Your task is to give the number of lines in the listing that include "image", and nothing else.

[Start of section]

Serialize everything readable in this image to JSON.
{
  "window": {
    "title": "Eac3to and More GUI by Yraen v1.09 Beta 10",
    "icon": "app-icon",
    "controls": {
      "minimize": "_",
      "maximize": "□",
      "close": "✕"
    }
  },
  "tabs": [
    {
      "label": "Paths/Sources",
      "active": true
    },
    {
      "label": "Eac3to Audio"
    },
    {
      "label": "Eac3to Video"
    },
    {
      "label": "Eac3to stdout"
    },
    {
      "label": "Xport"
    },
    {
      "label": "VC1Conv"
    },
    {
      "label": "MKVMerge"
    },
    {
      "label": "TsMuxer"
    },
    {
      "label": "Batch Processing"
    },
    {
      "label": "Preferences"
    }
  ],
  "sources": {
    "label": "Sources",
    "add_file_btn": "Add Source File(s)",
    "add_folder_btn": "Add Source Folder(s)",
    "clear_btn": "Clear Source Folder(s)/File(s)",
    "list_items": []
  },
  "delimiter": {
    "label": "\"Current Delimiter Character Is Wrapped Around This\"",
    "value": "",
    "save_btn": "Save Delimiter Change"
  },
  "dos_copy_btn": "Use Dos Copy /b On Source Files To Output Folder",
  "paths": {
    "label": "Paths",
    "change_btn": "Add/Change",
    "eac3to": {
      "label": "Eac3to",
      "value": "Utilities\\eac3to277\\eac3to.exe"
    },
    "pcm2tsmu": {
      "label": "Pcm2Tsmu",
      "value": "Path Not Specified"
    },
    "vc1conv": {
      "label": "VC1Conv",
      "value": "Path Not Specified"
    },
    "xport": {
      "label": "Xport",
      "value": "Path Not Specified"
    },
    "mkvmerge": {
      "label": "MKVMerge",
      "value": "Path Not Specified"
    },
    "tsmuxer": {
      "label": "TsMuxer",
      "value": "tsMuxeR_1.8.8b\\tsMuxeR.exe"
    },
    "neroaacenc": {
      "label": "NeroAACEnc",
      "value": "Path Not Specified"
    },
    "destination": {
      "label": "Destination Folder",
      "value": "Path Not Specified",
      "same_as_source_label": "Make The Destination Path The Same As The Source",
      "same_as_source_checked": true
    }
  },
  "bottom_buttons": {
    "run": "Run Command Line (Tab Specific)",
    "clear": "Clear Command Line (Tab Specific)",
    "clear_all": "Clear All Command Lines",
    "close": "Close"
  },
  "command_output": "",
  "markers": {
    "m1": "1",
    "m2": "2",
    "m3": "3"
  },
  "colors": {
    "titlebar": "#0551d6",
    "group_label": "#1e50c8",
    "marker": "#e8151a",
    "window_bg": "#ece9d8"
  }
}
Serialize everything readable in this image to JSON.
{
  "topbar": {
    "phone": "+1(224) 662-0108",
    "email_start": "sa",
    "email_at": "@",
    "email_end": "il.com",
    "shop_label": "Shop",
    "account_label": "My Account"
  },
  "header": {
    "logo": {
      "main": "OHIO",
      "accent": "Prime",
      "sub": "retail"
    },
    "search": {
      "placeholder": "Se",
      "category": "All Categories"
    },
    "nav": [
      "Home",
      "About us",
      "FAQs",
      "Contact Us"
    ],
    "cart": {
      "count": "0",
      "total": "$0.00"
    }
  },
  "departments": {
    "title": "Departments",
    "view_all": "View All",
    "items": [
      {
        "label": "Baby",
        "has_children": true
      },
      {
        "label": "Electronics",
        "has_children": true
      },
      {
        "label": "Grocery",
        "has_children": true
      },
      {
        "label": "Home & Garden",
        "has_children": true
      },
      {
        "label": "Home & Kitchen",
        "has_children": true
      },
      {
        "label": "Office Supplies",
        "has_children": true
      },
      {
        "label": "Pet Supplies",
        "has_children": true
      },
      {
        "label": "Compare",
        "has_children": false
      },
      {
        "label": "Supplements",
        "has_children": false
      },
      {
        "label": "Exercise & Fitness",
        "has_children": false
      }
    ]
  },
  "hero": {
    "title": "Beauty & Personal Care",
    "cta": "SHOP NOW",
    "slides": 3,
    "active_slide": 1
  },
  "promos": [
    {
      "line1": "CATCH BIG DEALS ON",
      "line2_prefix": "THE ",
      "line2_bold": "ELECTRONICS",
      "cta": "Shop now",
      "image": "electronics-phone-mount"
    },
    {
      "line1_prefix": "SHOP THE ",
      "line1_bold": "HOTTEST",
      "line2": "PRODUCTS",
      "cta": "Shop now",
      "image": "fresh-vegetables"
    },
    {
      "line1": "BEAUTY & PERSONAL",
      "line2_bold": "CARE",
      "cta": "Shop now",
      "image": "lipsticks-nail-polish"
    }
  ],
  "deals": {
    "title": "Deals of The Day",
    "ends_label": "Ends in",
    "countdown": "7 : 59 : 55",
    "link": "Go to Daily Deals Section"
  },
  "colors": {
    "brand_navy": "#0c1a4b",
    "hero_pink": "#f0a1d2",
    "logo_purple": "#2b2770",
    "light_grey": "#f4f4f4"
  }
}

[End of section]

Output for this exercise
5